Jumpgate: Evolution is sort of a re-launching/re-imagining of the original Jumpgate which NetDevil released all the way back on September 25th, 2001. Never quite a blockbuster success, Jumpgate still has a loyal following to this day, and obviously the staff at NetDevil have a passion for the IP. Later this year (at least we hope so), published by Gazillion, NetDevil will unleash their new spaceflight MMO unto the public. A lot has changed in the industry since 2001, and NetDevil themselves have launched and closed another online offering in that time. And with the game still pretty under wraps, here are some of the major things we hope the developers keep in mind while crafting Jumpgate: Evolution.
Don’t Try To Do Too Much
One of the cardinal sins of sci-fi MMOs is trying to do too much at once. Being everything to everyone is actually a mistake that a lot of MMOs regardless of setting have made in the past. Drawing a comparison to their own deceased game, NetDevil would do well to avoid one of Auto Assaults faults. As fun as the car combat was for fans of AA, the tacked on feature of requiring players to create avatars was not necessary. Not only that, but when moving around in towns, the avatar based portion of Auto Assault seemed very awkward and poorly done.
It’s understandable why NetDevil felt the need to add it in, hoping that players would connect better with their characters if they had an avatar to reference, and that the MMO convention of towns and quest givers could be taken care of in a more believable fashion than simply having the world populated by thousands of cars. But let’s keep in mind the phenomenon that is EVE. EVE may be planning the whole Ambulation/Incarna update that will allow players to get out of their ships and walk around space stations, but the game has done just fine with nothing but customizable photos of the players’ characters.
The main selling point of Jumpgate: Evolution seems to be its space combat which has drawn comparisons to Wing Commander in the past. The core of the game seems built on the action and piloting your own fighter starship. If NetDevil concentrates on getting this right first, they can always add the other parts later, just as CCP Games has with EVE Online.
Get the Combat Right
Space combat is something altogether different than typical MMO hotkey-driven turn-based affair. The thrill of games like Wind Commander, X-Wing, and Tie-Fighter was all about just how much these classics made you feel like you were piloting a dangerous weapon and engaging in intergalactic dogfights. If Jumpgate is going to succeed, they need to come as close to this feel as possible, and even surpass it. The fact that NetDevil is aiming to allow massive warfare between players of three distinct factions boosts our hopes that they don’t screw this part up. In a game billing itself as an aerial combat-centric title, they’d better not.

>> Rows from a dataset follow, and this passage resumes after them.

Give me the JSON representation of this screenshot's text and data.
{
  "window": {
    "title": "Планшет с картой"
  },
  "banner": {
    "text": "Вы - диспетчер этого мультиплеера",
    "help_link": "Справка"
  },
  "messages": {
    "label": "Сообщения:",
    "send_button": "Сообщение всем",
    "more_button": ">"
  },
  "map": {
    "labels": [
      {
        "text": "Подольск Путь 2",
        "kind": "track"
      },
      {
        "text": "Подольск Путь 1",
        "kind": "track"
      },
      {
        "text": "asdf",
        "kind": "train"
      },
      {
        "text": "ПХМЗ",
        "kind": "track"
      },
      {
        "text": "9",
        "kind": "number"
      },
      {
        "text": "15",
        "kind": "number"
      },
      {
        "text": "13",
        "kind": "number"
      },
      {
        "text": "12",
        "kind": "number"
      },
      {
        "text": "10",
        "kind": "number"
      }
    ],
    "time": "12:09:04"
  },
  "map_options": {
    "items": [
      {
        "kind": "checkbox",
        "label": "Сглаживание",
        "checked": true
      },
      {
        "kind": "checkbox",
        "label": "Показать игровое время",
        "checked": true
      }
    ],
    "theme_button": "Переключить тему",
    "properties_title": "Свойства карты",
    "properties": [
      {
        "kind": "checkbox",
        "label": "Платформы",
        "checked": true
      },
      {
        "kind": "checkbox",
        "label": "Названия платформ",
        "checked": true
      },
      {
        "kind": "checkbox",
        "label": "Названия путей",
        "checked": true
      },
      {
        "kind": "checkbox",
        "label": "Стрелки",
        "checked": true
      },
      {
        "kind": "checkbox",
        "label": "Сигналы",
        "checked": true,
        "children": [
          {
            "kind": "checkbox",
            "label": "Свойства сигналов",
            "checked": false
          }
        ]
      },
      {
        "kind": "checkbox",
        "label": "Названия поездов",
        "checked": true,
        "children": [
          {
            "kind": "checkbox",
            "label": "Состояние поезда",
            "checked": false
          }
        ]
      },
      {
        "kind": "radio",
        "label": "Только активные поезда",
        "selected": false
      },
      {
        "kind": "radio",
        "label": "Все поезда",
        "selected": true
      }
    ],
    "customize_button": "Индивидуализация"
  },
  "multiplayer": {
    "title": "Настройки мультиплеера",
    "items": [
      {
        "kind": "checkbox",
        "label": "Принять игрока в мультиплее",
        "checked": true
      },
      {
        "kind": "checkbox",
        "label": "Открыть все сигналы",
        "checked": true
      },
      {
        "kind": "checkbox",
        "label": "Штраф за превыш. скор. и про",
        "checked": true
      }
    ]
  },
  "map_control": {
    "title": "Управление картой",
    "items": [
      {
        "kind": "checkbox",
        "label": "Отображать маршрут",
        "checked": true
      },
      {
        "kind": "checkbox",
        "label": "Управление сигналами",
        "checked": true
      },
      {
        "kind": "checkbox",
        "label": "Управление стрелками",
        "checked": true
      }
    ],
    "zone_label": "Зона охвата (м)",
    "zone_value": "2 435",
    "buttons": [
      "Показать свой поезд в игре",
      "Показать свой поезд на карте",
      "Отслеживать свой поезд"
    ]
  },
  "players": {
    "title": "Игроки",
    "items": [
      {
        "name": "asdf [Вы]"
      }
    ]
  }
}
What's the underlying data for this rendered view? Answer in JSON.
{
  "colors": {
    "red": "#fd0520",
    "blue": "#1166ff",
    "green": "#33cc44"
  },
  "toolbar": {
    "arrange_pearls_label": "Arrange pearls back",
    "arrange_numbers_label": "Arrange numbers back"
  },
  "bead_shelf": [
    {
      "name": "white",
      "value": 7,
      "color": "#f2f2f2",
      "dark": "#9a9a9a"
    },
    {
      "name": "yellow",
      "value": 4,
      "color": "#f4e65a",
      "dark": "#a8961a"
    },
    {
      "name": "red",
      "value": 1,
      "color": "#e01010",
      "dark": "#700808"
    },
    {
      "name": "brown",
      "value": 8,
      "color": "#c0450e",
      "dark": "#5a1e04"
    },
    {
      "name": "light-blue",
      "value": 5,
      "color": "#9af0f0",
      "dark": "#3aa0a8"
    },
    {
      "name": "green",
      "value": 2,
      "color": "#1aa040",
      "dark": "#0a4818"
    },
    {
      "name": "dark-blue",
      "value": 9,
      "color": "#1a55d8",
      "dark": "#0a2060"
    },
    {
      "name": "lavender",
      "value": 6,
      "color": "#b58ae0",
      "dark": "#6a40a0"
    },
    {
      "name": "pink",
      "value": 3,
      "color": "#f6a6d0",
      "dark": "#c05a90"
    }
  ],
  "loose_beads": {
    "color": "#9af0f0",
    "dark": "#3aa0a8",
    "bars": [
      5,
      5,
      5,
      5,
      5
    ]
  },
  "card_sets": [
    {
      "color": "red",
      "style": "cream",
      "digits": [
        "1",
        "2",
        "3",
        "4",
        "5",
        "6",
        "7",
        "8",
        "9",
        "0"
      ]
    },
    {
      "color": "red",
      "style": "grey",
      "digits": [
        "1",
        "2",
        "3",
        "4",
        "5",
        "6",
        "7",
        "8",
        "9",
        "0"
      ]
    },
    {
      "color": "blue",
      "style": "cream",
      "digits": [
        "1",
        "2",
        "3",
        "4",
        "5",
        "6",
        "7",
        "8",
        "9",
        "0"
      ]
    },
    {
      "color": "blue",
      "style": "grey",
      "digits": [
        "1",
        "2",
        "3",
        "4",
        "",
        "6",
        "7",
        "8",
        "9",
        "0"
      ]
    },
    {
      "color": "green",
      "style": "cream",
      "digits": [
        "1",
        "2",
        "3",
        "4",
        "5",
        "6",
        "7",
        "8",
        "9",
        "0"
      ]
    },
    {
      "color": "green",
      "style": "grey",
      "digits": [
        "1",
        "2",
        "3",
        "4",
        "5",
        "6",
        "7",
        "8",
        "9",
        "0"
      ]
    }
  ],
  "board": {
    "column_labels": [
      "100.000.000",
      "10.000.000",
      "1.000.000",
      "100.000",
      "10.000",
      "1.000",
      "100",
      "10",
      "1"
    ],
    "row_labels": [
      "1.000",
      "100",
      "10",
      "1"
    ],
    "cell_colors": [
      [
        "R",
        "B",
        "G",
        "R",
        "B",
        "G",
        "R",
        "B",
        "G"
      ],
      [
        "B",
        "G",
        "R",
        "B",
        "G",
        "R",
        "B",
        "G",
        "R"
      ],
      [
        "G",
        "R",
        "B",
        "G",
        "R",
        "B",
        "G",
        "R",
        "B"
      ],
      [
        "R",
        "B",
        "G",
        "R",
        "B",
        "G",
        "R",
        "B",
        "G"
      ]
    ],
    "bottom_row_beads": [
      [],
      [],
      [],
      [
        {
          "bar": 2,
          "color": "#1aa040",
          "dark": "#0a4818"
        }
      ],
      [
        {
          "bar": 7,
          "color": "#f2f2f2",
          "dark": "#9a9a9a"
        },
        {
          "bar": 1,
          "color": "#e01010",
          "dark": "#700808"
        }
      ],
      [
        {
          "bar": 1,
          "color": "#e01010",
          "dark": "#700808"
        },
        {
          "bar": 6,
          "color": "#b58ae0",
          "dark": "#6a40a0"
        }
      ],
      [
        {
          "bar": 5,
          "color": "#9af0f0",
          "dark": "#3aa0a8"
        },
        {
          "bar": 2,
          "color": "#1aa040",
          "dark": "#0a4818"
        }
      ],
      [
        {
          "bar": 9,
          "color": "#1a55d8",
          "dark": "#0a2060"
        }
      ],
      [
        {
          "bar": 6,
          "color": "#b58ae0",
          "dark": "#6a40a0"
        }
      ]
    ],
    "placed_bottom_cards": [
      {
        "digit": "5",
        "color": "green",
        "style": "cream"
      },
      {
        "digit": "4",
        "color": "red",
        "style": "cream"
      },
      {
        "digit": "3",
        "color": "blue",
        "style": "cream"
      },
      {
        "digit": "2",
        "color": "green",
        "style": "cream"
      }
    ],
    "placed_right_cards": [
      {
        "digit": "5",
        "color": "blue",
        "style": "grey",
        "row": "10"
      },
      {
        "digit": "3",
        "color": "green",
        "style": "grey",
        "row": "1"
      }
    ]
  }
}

Three Factions Please!
When you want to do Faction versus Faction PvP, simply having two sides has rarely worked out well. The best examples of factional PvP have been in games where at least three sides compete. Though not a Sci-Fi game, Dark Age of Camelot is a prime example. Having three factions helps to counter the unavoidable population balance issues that rear their head in a live environment but allowing the two underdog factions to often team up and take down the one with bigger numbers. If your game is going to have factional warfare, three factions is the way to go. Good on NetDevil for recognizing that early.
Make Space Purdy and Sprawling
Space… the final boring frontier. Think about it. Space may be a thing of wonder that most of us will never experience, but once the initial feeling of “Wow, I’m in outer space… wicked!” is over you’re left with a bunch of nothing surrounded by more nothing. A visually appealing and enticing game does not the dark reaches of space make.
To help avoid this conundrum, we’re hoping NetDevil is already using their art team to add some punch to the universe. Going back to point number one, it’s not as though there’s going to be any planetary expeditions in Jumpgate. Yet one of the things that help players make a connection to your world (or universe in this case) is being able to identify landmarks. Judging by some of these screens, the developers are already way ahead of us.
Additionally, it would be a big bonus if space was, you know… spacious. I’m not necessarily harping on any particular game with this one, but when I’m playing a game that’s supposed to take place in something so infinite, I’d better not spend too much time looking at loading screens. For that matter, I hope NetDevil can do as they hope and keep the game on one server similar to EVE Online so that all players can and will interact with one another. If you have to zone off your universe fine, but let’s not bog down the stars with too many instances and copies of instances, shall we?
Get the Mission Generator Right
Early on in its life, Star Wars Galaxies had a pretty robust (for its time) mission generator to help give players tasks to do out in the wild. Still what it ended up amounting to was “find this, kill/get/talk to it, and come back”. Jumpgate Evolution is touting a robust content generator that will make sure players never run out of quests to do. The skeptic in me worries that what will wind up being in-game is a system that pumps out quest after quest involving the merciless slaughter of space rats. I pray this isn’t the case, and I trust that the company given the reins on something as crucial as Lego Universe knows what it’s doing. But time will tell if my trust is well-placed.